Look through the lines below and extract any with the word "timestamp".

(Excerpts from an interface dataset)
-------

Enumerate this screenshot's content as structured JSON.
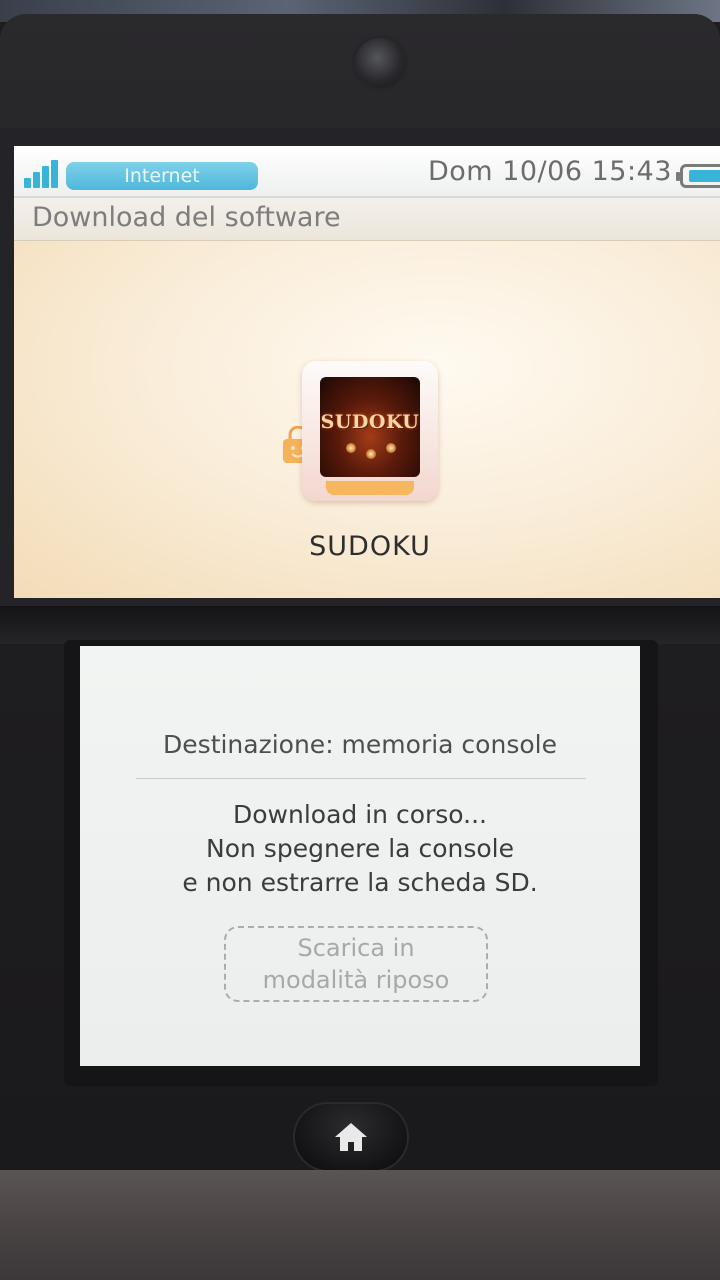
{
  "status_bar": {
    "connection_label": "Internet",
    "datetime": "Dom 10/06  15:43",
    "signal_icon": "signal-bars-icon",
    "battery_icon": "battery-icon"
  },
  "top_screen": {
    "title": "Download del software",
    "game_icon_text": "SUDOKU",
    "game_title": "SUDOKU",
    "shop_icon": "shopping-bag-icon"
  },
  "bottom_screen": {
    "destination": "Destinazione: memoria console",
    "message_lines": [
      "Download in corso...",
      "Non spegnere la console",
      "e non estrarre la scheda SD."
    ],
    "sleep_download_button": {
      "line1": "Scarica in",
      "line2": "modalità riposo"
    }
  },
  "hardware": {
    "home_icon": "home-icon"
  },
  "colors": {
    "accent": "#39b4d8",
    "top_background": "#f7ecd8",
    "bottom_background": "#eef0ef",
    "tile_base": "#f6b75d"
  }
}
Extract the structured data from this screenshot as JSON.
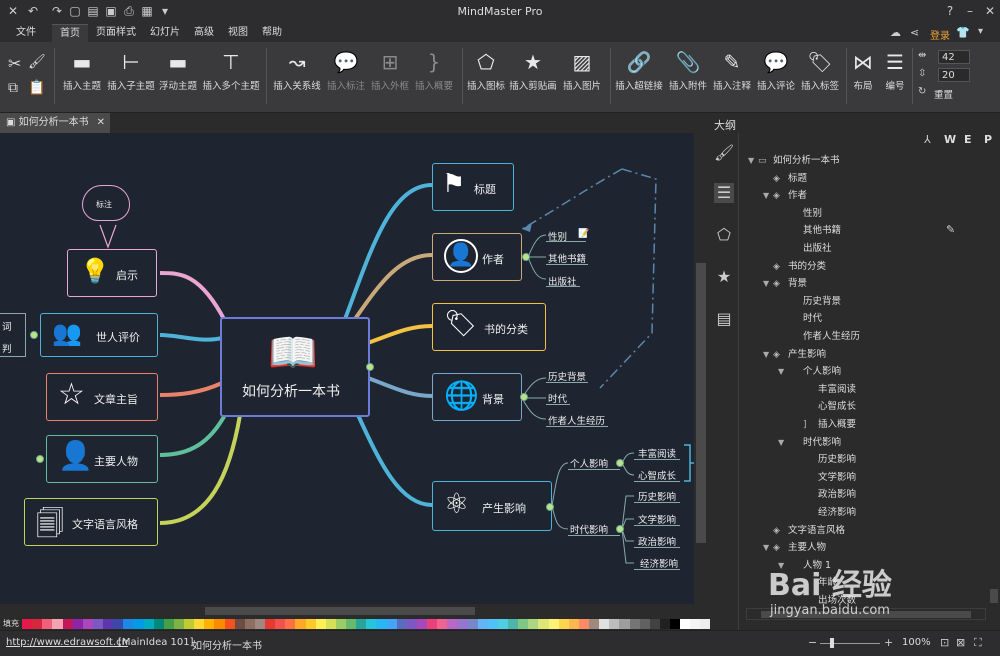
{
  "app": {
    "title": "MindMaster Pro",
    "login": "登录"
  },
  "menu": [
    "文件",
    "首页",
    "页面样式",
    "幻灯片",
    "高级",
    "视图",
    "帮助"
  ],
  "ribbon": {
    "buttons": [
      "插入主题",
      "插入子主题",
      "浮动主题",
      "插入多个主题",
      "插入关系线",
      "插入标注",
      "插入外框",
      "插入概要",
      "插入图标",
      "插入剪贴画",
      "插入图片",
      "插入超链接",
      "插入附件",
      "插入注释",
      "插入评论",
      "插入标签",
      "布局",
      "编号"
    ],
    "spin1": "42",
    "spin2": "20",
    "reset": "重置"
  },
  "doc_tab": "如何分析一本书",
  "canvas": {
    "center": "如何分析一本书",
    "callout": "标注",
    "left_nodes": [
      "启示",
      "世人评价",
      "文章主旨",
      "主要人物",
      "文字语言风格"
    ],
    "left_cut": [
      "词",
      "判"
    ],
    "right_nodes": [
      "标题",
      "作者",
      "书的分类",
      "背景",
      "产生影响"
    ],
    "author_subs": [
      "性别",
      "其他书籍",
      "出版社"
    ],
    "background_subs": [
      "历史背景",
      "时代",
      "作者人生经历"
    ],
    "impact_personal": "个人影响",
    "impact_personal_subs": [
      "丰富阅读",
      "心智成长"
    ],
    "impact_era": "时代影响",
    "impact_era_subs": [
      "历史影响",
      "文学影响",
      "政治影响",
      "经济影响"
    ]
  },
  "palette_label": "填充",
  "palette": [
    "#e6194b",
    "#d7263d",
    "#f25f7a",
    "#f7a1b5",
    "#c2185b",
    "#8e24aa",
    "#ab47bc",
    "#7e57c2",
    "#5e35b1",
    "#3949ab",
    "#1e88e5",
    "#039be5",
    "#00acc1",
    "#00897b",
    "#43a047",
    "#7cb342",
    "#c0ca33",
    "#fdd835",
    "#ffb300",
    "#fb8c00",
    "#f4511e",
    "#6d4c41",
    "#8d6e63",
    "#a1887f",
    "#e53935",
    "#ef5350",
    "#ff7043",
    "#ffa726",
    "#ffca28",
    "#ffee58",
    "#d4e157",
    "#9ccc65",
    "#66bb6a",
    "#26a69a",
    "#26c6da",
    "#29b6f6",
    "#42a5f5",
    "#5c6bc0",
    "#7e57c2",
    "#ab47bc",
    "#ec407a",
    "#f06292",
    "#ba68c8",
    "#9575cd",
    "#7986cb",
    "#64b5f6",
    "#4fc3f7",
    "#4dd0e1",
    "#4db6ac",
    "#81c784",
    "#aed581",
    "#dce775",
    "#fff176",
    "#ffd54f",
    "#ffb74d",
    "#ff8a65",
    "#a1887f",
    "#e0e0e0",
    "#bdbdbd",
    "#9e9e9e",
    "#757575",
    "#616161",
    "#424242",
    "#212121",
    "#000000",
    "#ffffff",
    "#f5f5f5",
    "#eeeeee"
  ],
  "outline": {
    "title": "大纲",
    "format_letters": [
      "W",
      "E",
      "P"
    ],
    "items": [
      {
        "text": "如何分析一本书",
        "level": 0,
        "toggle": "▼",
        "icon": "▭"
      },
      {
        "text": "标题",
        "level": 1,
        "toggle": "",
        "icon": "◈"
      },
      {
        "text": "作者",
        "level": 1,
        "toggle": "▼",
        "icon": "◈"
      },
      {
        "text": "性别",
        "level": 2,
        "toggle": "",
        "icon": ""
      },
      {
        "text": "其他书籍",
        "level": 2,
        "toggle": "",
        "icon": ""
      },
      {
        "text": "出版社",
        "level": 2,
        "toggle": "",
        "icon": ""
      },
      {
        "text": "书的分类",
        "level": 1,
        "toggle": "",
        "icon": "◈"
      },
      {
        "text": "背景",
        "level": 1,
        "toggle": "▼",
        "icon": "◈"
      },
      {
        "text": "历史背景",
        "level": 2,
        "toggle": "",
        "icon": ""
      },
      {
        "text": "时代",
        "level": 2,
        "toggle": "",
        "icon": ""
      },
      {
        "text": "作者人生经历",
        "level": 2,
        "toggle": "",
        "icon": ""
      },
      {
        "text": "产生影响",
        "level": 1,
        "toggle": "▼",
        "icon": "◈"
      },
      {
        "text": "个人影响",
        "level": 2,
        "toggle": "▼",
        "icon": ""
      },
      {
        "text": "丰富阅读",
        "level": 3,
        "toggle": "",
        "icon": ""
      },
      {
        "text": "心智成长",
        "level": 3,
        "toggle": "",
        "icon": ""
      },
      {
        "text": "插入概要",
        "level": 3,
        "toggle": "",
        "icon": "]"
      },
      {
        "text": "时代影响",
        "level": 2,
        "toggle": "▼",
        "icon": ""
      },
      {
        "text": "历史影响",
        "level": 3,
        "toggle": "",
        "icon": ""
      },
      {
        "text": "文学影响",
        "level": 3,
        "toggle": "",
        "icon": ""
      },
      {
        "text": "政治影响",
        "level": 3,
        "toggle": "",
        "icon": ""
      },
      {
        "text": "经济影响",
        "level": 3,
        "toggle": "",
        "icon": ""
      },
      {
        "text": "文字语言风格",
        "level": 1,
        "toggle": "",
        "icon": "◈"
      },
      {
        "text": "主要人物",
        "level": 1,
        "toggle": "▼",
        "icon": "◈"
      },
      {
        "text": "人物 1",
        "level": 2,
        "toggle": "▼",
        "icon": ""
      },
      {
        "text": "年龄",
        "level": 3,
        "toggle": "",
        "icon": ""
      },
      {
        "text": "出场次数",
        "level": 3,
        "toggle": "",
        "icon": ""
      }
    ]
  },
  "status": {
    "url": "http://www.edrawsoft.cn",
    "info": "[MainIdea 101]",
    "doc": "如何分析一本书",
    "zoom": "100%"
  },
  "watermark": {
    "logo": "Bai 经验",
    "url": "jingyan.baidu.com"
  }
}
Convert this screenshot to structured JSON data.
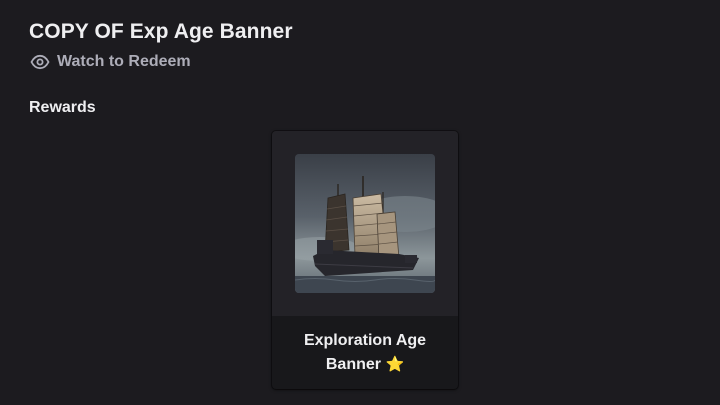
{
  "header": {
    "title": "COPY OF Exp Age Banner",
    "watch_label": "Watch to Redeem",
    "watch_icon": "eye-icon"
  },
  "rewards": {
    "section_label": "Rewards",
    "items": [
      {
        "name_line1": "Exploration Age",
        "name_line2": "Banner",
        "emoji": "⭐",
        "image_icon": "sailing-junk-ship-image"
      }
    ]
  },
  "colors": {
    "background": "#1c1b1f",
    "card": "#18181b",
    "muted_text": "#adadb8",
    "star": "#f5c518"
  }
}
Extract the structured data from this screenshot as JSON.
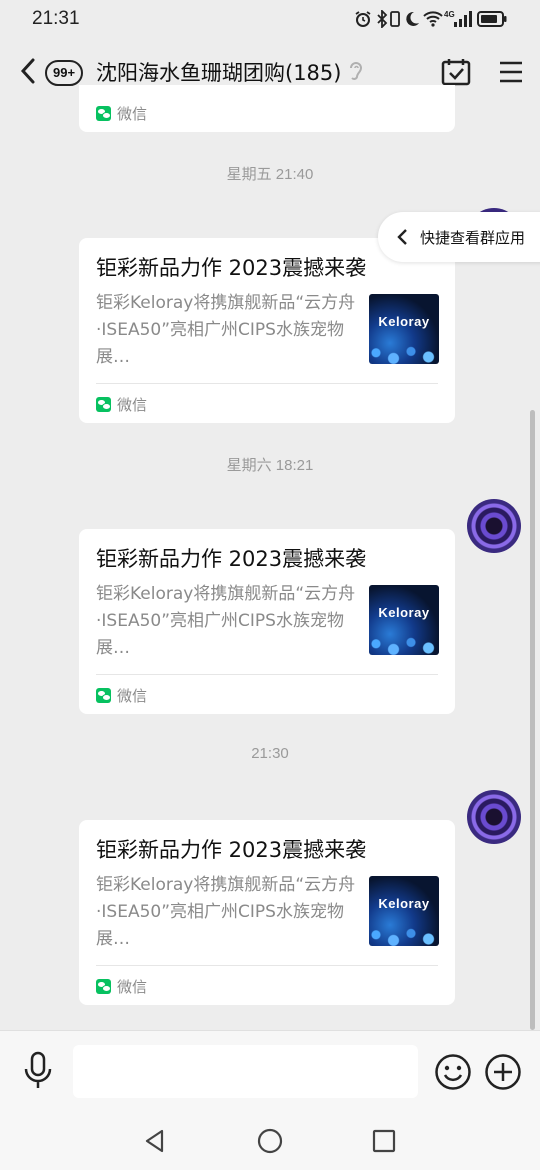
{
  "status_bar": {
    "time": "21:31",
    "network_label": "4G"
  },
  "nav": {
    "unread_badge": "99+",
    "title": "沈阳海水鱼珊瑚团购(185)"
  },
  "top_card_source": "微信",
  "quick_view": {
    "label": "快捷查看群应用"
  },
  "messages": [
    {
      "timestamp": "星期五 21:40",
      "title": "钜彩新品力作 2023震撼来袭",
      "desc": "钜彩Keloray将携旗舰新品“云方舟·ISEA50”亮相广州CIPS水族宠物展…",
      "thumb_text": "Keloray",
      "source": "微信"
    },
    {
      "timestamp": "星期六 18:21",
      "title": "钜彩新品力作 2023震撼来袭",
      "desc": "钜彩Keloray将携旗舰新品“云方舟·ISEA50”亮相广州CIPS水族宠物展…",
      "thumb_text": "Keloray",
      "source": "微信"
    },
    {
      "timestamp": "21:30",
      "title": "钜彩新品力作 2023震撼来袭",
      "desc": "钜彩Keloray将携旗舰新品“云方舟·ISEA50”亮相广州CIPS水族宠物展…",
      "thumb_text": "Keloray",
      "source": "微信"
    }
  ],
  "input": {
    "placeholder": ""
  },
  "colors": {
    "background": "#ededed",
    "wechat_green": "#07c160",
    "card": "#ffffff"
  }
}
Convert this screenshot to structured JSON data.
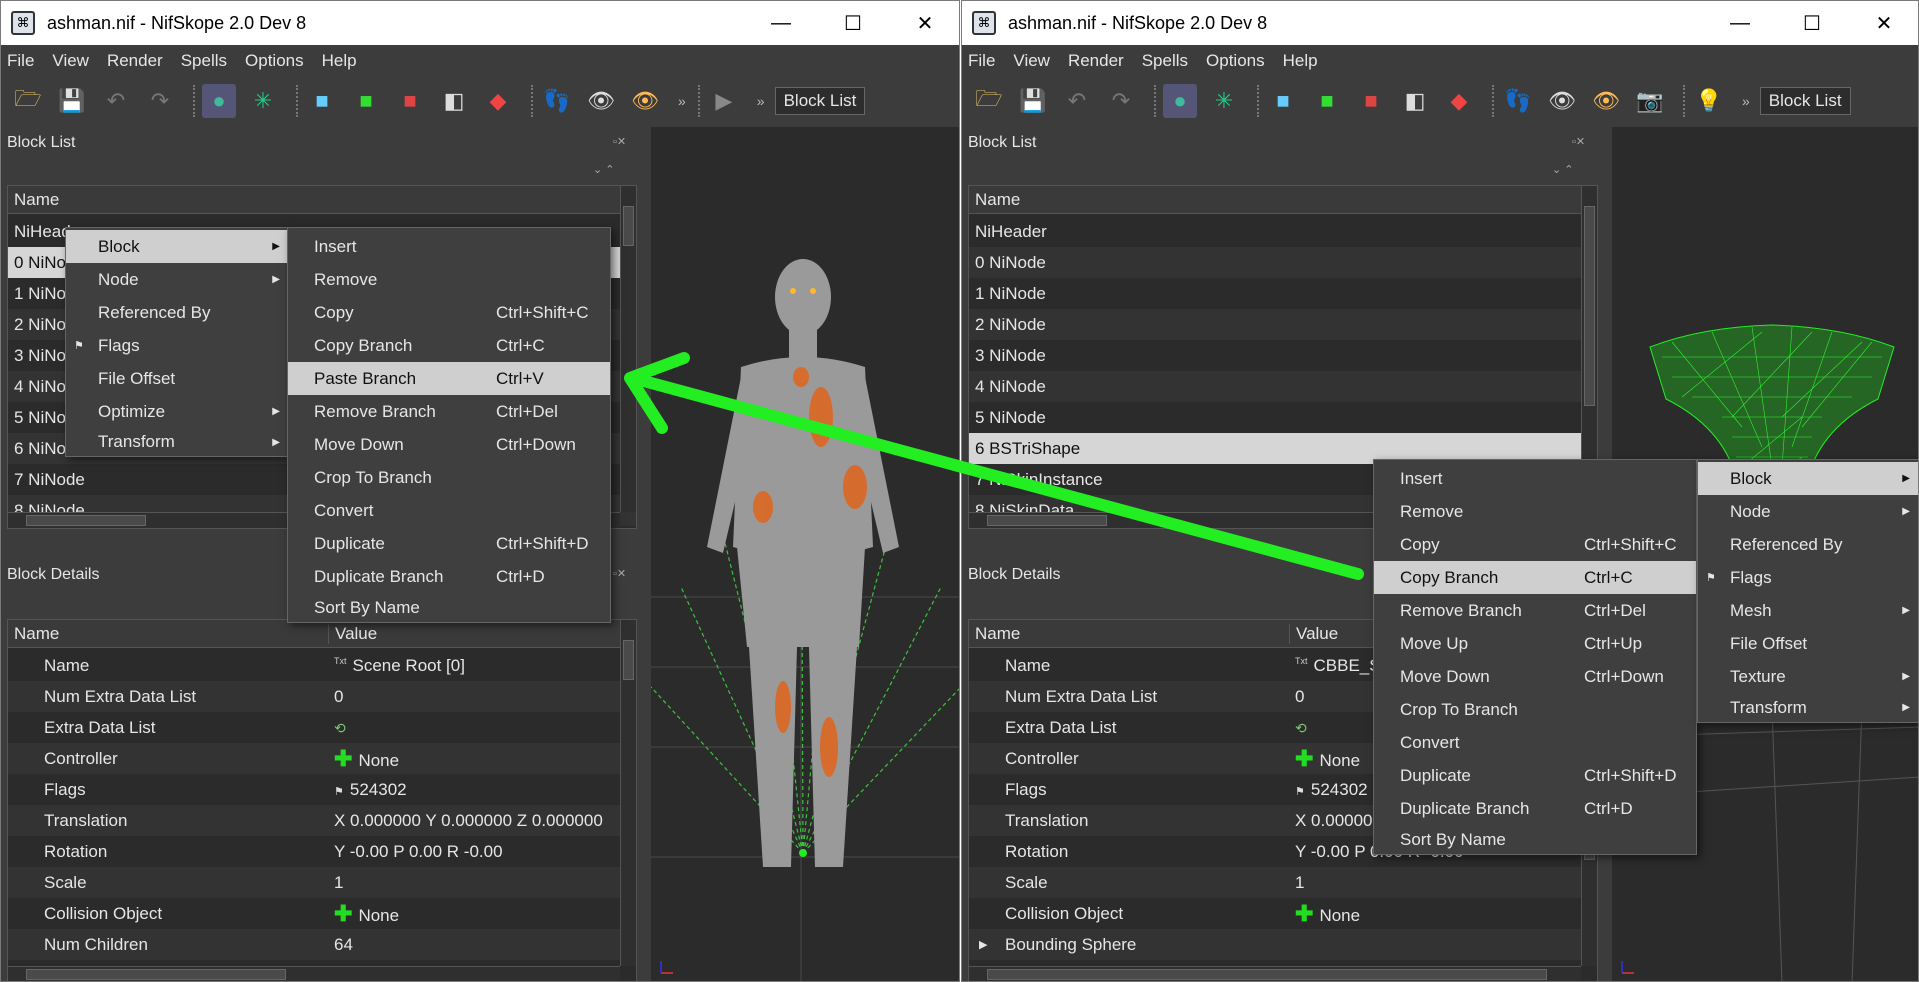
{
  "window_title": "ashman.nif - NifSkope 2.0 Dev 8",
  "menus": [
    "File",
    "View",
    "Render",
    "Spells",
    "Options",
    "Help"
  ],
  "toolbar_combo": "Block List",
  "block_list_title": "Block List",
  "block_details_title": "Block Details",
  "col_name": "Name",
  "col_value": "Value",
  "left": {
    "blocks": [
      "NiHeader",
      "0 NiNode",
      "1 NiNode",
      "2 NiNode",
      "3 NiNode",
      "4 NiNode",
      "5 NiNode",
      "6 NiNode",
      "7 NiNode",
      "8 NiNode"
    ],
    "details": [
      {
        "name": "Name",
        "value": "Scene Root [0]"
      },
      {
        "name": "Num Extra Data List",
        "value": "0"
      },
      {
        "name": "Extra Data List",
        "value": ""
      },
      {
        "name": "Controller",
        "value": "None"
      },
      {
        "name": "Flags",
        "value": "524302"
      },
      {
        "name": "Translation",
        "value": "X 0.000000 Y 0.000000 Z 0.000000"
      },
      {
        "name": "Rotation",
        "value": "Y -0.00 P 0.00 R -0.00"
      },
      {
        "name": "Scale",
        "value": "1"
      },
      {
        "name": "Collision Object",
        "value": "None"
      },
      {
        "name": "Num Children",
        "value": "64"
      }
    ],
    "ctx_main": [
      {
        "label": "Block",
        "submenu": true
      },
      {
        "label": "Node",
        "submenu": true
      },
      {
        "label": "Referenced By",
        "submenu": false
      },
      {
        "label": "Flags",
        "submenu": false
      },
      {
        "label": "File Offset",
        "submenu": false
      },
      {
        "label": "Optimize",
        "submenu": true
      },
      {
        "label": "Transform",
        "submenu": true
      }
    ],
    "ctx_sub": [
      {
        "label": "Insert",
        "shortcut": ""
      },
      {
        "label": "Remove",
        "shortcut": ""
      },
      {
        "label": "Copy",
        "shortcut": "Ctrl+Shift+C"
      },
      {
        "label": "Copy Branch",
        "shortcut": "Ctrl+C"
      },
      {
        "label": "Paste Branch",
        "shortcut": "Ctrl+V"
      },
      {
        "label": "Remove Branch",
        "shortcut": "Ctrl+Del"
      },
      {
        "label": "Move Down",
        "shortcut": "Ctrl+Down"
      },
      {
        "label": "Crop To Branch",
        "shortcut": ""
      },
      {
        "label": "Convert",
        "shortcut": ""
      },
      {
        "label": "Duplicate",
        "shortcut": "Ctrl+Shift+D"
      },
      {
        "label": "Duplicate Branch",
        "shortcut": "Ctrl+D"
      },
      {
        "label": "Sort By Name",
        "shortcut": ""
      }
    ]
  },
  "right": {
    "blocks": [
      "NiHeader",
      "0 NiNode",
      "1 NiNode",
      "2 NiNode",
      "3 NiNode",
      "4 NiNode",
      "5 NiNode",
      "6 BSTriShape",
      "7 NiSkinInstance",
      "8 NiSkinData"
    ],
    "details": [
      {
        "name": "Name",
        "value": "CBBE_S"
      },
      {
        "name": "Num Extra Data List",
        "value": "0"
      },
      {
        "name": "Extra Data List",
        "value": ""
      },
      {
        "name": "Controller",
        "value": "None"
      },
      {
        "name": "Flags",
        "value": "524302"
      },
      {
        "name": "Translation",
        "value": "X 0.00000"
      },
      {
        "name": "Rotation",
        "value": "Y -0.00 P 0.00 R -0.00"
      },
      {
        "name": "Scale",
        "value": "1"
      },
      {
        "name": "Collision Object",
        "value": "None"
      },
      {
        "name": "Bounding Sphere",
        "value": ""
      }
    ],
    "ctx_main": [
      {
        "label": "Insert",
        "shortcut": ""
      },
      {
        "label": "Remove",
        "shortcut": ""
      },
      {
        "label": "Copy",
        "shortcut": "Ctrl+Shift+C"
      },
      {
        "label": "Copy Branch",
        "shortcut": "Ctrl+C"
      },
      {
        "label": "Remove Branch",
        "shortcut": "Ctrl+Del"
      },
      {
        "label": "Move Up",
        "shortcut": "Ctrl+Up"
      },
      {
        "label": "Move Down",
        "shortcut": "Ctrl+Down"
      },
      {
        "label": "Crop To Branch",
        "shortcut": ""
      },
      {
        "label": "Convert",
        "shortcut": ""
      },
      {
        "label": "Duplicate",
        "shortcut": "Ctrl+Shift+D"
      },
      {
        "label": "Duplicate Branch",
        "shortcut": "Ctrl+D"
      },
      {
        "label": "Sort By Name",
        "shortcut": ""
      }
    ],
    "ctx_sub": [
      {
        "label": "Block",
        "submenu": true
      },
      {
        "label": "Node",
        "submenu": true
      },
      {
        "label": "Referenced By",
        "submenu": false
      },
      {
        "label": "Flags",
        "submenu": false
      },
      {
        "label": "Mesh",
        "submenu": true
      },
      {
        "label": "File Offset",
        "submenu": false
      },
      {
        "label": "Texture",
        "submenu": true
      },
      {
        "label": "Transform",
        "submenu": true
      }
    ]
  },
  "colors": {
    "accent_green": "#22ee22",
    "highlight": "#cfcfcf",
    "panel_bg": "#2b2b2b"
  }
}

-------

• Answer box:
      "timestamp": "星期五 21:40",
      "timestamp": "星期六 18:21",
      "timestamp": "21:30",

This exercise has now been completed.